*** Information supplied ***

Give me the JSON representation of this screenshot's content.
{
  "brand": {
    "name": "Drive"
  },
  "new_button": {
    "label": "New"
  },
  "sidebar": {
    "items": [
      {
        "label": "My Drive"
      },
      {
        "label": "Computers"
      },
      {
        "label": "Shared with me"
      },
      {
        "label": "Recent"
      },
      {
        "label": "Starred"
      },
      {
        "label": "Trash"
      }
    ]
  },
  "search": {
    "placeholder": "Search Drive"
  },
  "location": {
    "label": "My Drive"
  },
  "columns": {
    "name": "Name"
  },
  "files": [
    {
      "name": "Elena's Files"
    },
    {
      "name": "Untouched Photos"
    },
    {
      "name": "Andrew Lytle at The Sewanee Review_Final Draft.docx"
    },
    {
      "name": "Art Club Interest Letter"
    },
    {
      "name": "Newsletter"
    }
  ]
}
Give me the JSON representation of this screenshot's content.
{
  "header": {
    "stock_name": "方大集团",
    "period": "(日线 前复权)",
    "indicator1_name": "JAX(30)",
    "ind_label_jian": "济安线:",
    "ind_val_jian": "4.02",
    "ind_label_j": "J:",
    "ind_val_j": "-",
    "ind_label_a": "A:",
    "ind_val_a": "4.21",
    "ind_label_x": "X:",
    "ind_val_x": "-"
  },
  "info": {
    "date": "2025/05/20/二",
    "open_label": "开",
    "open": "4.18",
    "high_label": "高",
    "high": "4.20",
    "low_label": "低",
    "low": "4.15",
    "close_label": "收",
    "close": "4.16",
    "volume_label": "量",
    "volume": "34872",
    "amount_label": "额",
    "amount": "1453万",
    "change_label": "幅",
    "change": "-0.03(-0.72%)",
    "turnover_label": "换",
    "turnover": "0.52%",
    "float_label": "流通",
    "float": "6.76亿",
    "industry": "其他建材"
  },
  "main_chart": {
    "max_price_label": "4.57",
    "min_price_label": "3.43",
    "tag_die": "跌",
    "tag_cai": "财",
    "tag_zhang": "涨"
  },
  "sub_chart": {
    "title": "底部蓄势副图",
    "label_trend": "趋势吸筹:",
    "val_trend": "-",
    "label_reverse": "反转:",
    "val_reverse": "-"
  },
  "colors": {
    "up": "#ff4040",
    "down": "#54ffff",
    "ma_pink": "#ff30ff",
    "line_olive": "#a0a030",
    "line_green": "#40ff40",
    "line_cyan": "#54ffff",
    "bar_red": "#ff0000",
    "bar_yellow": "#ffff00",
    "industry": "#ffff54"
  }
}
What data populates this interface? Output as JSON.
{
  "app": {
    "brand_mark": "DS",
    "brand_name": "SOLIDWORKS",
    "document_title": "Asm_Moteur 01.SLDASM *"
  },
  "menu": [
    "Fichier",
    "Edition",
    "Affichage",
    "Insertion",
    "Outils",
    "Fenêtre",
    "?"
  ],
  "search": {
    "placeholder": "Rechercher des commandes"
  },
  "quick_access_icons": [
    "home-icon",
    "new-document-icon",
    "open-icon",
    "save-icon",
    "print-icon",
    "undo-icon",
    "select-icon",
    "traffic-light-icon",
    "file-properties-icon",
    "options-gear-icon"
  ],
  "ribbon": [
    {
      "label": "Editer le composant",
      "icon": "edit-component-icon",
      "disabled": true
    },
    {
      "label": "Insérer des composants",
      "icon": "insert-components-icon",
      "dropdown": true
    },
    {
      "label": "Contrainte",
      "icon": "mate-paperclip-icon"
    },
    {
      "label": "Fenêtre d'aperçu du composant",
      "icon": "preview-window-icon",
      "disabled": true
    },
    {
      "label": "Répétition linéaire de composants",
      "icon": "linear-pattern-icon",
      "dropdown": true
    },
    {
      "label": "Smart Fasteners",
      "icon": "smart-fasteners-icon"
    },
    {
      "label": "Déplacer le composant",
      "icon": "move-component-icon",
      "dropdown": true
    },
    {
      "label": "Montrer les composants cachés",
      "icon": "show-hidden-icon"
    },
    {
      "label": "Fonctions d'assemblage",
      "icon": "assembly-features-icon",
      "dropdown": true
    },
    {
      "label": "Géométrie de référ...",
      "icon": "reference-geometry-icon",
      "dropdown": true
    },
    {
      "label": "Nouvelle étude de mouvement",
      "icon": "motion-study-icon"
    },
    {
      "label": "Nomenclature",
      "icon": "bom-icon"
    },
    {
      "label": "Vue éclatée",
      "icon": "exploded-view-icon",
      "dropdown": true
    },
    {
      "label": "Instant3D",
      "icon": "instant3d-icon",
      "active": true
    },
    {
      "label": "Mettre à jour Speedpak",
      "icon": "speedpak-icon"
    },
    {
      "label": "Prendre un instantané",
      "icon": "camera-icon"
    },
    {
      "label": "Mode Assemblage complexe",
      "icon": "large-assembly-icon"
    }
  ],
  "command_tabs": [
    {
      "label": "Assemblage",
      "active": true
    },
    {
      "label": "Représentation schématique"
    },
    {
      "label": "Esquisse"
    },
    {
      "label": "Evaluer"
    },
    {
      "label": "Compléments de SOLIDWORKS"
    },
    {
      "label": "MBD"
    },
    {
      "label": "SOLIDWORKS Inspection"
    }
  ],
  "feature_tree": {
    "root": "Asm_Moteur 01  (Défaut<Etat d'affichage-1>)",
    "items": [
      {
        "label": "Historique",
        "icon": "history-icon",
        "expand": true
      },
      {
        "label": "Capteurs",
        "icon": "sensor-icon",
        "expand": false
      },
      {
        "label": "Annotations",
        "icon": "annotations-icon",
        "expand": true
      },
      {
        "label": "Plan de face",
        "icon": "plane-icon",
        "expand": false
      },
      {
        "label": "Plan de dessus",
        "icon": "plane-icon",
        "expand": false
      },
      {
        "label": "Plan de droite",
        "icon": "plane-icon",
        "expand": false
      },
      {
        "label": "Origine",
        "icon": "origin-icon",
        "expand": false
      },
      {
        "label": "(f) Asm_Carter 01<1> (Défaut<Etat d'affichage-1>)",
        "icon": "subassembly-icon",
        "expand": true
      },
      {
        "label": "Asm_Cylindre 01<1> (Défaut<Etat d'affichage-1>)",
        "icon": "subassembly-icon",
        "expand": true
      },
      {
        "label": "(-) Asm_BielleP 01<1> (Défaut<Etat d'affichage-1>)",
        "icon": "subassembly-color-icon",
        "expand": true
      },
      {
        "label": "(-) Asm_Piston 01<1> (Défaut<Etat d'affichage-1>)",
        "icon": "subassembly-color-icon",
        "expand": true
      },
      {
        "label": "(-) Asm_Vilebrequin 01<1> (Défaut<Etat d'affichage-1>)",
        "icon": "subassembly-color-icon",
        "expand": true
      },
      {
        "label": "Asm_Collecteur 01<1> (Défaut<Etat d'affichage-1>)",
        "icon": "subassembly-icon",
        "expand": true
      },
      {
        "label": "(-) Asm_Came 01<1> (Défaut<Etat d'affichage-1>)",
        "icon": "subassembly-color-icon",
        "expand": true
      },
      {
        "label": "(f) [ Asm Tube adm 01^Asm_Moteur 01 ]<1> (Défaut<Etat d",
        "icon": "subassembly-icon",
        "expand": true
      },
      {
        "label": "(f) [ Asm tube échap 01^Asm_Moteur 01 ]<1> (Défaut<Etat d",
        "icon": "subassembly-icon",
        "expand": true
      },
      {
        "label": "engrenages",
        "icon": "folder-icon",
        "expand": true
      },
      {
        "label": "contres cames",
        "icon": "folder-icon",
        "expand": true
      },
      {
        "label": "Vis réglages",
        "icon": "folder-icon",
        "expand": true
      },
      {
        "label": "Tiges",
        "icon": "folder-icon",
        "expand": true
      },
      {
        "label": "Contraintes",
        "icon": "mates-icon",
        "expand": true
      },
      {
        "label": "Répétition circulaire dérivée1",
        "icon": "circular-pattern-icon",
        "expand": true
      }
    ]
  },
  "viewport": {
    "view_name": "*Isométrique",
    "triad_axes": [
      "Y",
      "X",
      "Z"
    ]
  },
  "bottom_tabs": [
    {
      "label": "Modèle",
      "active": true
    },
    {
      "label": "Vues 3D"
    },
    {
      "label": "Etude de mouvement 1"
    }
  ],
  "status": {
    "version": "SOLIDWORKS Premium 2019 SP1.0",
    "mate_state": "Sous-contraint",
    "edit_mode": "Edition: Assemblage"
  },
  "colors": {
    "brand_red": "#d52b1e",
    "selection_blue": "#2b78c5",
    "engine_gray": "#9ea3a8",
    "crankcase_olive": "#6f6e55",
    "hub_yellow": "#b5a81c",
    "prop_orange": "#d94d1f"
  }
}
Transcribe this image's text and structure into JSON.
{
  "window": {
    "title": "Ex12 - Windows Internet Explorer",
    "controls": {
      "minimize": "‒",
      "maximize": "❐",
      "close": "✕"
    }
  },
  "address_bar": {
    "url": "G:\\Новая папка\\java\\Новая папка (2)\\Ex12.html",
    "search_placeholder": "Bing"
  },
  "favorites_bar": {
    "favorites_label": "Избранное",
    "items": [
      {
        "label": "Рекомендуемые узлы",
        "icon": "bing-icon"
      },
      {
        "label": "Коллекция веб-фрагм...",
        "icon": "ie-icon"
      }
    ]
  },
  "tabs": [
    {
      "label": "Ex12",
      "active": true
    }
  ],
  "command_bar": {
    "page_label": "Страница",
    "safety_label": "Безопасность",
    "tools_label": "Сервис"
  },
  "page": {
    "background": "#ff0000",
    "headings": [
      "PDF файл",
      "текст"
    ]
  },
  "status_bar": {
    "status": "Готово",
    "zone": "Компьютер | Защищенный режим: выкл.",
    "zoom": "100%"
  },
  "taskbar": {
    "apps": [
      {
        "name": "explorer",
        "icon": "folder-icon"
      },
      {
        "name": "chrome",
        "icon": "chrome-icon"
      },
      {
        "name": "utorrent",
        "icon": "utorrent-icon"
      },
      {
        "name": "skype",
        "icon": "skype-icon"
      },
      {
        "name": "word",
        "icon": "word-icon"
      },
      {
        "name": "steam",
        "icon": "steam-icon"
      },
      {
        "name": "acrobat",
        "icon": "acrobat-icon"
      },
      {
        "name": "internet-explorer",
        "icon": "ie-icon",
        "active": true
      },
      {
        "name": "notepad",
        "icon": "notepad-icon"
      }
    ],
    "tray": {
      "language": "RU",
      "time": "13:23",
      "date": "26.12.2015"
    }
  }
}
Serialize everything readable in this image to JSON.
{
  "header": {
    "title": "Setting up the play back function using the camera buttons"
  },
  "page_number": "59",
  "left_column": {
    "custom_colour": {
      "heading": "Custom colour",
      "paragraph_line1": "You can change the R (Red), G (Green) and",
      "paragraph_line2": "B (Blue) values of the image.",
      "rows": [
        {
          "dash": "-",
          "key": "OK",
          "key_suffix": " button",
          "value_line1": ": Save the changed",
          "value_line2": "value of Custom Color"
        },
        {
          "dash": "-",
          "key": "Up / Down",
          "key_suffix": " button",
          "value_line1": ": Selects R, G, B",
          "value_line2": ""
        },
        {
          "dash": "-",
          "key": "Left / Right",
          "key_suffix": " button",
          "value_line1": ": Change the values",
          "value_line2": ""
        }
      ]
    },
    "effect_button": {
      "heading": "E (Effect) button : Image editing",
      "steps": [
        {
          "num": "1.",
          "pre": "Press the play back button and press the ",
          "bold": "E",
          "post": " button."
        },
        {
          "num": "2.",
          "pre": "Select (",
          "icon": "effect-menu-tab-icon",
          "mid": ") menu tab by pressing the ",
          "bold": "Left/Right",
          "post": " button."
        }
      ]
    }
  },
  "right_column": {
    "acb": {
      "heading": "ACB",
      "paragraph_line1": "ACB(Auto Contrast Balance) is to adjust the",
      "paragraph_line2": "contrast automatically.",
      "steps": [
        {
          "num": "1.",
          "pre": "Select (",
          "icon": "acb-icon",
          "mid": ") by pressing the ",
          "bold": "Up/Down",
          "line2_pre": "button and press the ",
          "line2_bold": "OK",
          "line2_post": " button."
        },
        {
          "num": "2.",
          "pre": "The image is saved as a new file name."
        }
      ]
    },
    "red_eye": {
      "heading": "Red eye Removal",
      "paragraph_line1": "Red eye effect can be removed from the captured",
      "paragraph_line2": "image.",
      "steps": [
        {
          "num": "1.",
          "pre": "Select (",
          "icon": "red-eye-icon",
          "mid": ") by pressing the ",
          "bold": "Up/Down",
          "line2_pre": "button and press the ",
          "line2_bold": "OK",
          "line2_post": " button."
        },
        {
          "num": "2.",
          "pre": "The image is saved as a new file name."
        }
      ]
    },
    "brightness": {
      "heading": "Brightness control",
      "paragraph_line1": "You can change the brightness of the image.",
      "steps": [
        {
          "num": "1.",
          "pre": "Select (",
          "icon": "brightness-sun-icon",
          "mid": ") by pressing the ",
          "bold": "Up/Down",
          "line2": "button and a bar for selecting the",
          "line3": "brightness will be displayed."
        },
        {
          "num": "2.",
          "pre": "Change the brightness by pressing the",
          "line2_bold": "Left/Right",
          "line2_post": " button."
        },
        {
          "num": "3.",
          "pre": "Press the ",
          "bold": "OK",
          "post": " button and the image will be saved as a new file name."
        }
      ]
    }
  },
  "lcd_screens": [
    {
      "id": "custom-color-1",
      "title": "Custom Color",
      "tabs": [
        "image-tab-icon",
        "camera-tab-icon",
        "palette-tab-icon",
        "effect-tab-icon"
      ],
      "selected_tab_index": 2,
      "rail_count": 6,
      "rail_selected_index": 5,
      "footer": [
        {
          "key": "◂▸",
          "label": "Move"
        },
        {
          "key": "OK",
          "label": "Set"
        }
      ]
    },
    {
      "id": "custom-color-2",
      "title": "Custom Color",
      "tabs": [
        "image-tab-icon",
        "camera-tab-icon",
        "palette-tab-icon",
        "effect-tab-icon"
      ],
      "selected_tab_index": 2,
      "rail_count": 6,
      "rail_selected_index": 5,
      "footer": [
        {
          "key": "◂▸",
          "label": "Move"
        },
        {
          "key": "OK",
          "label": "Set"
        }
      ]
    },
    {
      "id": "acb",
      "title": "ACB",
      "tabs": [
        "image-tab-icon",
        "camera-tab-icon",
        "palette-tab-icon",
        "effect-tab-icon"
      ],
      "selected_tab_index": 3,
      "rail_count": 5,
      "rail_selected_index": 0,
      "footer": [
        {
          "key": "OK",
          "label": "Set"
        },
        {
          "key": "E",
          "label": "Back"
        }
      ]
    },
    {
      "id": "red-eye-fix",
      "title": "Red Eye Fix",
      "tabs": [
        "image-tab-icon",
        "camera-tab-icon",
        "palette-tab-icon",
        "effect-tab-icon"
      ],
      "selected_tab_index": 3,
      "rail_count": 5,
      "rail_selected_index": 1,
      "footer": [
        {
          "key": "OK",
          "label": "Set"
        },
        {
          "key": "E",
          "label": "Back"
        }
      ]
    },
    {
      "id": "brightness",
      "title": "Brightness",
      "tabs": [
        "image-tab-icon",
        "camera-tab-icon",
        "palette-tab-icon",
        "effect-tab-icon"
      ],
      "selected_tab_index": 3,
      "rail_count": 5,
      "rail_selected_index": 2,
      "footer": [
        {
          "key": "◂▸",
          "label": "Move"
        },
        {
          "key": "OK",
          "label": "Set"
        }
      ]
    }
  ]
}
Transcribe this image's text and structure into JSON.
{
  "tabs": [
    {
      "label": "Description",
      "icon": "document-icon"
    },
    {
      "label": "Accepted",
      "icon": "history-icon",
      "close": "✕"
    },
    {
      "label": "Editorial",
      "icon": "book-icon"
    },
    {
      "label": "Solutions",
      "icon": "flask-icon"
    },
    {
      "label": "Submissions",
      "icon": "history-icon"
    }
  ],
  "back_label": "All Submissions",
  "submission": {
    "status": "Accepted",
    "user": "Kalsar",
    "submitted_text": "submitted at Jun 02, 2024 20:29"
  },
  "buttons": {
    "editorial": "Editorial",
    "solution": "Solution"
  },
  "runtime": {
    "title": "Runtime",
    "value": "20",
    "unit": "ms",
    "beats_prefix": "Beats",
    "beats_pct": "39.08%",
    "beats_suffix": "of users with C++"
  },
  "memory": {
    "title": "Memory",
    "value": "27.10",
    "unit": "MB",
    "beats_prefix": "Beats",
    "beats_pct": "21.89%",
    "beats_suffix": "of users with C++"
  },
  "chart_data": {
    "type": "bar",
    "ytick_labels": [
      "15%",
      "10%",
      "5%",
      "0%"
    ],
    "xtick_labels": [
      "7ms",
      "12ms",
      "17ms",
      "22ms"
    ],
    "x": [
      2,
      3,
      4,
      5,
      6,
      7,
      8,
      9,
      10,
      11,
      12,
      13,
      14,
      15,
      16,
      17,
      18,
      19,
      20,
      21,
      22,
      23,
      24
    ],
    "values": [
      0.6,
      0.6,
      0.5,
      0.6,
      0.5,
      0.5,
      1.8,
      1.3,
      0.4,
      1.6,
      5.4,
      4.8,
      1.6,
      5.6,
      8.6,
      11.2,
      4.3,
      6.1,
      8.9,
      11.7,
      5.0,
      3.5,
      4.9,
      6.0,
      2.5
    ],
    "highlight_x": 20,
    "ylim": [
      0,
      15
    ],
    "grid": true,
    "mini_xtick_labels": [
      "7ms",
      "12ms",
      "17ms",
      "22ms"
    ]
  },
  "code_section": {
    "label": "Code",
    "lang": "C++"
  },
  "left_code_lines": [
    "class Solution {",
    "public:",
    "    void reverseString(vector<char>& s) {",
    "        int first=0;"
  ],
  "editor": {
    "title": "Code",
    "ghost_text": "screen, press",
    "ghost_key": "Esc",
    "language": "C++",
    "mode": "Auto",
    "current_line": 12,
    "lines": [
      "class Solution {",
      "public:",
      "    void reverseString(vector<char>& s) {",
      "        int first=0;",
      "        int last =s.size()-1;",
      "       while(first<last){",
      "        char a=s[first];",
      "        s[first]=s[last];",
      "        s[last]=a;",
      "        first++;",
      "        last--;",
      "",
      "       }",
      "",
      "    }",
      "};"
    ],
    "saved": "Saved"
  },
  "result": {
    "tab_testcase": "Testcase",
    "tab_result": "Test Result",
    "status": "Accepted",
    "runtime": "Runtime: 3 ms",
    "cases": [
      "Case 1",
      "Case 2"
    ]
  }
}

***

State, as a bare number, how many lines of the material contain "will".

**Solution to the exercise**
2